SANTA MONICA—On Friday, August 7, an Expo Line Light Rail test train will pull into a station in Santa Monica for the first time in 60 years.

The Pacific Electric Depot on Main Street in Los Angeles, 1910.
The Pacific Electric Depot on Main Street in Los Angeles, 1910.

In 1901, the Pacific Electric Railway Red Car system began as the brainchild of banker Isaias W. Hellman and railroad executive Henry Huntington. During its time, it grew to become one of the most popular and successful railways in Southern California.

In 1963, the Red Line took its final run after serving and connecting the cities of Los Angeles, Orange, San Bernardino and Riverside counties for over five decades. There has not been a train in Santa Monica since.

The revamped test train first made its debut on July 29, but did not arrive on its own steam; it was pulled by a truck.

Construction began in 2012 and is expected to finish in October 2015. The train is an extension of an already existing railway that is planned to include stops in Santa Monica, Pasadena, Long Beach, South Bay, and other points of interest. The completed railway will connect from Downtown Los Angeles to the Westside. This expansion was in response to traffic concerns that has been a major issue in Los Angeles and the surrounding cities.  The railway is an attempt to provide a sustainable alternative to driving that could potentially reduce traffic as well.

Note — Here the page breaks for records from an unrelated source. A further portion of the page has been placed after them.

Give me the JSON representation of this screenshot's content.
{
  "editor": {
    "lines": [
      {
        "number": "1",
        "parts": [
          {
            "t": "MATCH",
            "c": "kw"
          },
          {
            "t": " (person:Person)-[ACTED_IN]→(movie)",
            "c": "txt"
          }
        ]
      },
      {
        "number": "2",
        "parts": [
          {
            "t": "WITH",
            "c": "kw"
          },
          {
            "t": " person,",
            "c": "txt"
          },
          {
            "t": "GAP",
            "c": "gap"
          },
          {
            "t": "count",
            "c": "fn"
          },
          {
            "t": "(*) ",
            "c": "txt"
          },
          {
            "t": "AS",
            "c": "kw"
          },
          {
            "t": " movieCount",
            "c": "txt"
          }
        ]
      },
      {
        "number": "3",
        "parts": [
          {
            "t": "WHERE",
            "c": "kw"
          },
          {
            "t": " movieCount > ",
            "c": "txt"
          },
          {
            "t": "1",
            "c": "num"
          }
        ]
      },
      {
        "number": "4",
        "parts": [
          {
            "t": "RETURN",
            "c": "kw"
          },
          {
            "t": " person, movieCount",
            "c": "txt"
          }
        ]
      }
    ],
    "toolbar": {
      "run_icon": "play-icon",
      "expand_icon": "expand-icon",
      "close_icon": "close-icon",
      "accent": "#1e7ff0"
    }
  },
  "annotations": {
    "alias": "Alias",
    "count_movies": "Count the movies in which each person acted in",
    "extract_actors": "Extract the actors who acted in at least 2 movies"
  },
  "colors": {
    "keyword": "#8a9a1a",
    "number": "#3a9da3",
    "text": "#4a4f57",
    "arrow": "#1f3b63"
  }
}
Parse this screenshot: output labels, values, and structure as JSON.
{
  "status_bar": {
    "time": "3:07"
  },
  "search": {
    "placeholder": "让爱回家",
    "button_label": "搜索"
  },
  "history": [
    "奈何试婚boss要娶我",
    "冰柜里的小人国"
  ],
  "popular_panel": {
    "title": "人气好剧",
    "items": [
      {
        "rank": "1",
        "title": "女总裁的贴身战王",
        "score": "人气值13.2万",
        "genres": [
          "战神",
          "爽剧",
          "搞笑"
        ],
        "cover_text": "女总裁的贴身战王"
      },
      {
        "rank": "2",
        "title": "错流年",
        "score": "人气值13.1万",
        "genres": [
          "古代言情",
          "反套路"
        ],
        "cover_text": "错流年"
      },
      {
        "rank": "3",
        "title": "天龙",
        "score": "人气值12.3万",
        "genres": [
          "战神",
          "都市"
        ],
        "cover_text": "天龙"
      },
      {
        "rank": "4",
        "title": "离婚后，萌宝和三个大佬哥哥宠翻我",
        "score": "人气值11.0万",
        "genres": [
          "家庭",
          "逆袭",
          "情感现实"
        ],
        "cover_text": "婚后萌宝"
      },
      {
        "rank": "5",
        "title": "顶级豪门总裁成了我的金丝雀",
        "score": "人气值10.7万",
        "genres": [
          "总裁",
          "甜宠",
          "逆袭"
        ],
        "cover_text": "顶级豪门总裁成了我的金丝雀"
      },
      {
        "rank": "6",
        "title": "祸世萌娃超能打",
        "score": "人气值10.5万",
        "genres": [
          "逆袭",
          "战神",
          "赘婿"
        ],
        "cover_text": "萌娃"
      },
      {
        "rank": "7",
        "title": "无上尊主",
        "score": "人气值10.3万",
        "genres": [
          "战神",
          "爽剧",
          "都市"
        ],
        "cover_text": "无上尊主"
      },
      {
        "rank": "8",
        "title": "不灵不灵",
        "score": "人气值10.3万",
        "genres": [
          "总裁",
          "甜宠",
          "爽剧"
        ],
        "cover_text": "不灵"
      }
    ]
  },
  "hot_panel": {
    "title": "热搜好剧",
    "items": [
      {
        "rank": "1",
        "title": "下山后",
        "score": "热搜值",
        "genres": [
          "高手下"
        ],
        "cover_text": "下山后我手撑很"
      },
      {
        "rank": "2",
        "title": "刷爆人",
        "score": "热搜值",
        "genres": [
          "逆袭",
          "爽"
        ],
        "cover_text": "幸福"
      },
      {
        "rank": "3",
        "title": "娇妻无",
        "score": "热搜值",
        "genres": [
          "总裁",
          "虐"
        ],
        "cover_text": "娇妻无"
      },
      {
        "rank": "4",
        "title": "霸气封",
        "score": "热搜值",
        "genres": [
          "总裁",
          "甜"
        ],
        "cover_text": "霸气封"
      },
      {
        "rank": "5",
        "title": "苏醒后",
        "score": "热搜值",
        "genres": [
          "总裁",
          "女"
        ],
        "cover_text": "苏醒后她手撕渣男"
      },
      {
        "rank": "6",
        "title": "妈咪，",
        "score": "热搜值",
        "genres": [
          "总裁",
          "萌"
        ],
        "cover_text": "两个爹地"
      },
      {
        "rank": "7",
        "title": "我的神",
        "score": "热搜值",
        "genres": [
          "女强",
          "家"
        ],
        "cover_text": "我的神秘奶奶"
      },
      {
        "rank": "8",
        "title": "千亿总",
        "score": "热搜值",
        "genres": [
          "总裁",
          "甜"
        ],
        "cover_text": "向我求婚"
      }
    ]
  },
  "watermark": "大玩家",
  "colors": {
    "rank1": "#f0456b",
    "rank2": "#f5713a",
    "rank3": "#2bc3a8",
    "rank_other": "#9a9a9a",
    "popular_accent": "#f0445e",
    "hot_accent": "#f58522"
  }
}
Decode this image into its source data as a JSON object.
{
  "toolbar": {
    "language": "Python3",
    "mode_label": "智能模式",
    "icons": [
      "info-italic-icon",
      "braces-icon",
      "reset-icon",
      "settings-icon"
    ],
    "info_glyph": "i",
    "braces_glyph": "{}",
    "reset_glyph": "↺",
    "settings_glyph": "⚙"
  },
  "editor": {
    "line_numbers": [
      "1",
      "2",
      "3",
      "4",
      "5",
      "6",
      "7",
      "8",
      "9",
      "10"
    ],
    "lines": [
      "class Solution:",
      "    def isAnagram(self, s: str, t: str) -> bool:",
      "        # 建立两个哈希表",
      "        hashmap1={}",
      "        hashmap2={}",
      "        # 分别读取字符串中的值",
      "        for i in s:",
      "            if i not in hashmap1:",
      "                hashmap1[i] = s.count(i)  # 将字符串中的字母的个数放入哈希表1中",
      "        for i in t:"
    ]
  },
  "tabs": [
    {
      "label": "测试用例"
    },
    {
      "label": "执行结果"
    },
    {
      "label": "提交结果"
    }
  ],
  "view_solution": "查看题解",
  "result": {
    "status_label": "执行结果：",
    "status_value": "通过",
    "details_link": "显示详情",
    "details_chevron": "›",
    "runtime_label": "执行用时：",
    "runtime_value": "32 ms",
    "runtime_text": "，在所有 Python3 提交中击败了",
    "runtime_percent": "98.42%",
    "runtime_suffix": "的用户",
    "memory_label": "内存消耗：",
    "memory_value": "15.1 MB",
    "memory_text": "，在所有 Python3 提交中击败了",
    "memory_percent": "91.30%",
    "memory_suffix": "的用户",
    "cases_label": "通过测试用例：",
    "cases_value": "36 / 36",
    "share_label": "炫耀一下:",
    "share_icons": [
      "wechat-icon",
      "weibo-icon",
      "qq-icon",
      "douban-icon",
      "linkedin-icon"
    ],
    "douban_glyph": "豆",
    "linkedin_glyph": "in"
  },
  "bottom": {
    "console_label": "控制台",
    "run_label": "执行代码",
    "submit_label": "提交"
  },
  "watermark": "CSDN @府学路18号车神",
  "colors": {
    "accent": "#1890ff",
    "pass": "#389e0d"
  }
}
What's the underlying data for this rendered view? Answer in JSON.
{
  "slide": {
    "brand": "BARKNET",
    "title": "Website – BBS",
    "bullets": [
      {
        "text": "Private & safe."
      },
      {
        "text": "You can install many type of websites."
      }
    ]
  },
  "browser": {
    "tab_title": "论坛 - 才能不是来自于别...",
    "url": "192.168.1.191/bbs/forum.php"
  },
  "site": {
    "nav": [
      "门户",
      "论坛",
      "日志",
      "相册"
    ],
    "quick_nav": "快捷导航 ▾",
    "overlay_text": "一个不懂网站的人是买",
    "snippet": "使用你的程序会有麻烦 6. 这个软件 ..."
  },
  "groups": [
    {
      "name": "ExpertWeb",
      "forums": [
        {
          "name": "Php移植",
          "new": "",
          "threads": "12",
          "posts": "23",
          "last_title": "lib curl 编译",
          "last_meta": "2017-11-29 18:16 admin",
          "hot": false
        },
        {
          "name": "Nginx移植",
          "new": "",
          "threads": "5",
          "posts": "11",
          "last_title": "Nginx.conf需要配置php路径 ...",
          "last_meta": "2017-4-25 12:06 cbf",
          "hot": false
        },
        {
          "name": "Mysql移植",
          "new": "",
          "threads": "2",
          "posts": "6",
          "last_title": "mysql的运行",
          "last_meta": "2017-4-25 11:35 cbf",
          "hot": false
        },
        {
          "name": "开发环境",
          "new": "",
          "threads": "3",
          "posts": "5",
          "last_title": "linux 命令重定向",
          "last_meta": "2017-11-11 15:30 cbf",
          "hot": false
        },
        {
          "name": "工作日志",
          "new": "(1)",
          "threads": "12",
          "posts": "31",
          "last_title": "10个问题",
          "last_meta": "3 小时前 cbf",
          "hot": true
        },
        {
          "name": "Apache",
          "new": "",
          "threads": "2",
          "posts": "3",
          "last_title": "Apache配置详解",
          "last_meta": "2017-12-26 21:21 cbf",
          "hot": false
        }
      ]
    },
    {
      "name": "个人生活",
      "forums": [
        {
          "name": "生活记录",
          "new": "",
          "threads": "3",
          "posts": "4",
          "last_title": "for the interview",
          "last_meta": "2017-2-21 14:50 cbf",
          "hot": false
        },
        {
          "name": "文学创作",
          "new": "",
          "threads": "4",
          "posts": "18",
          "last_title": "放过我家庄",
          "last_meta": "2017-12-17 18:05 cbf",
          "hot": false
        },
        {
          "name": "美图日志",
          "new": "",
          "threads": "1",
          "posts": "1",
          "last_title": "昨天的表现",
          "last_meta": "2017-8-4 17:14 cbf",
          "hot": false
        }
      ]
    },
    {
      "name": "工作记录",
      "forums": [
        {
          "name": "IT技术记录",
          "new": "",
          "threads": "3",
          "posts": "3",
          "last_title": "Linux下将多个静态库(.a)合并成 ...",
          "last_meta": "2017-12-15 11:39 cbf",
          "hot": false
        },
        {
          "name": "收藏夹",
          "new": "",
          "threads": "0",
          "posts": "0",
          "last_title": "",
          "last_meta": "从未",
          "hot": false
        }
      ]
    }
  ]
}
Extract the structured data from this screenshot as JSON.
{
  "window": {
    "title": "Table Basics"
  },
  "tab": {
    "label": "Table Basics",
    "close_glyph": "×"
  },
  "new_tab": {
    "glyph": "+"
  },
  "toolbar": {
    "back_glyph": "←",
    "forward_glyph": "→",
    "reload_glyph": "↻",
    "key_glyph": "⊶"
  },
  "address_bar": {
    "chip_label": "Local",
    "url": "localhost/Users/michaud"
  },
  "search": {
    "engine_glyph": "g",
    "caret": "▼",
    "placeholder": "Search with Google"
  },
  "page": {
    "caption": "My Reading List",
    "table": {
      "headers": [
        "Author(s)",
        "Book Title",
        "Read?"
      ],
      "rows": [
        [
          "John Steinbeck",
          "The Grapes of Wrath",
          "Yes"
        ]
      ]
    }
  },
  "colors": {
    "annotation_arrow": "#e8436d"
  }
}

The Expo Line Light Rail test train is set to run its course from 20th Street to 5th Street along Colorado Avenue. It will start off at 5 mph and with every new test ride it will pick up speed as each check point is met.

While testing out the train, residents should expect some interruptions with the traffic schedule, officials said, but any interruptions are expected to be brief.

The official opening date for the completion of this rail has not been officially been announced, but it is speculated that it will open around March or April 2016.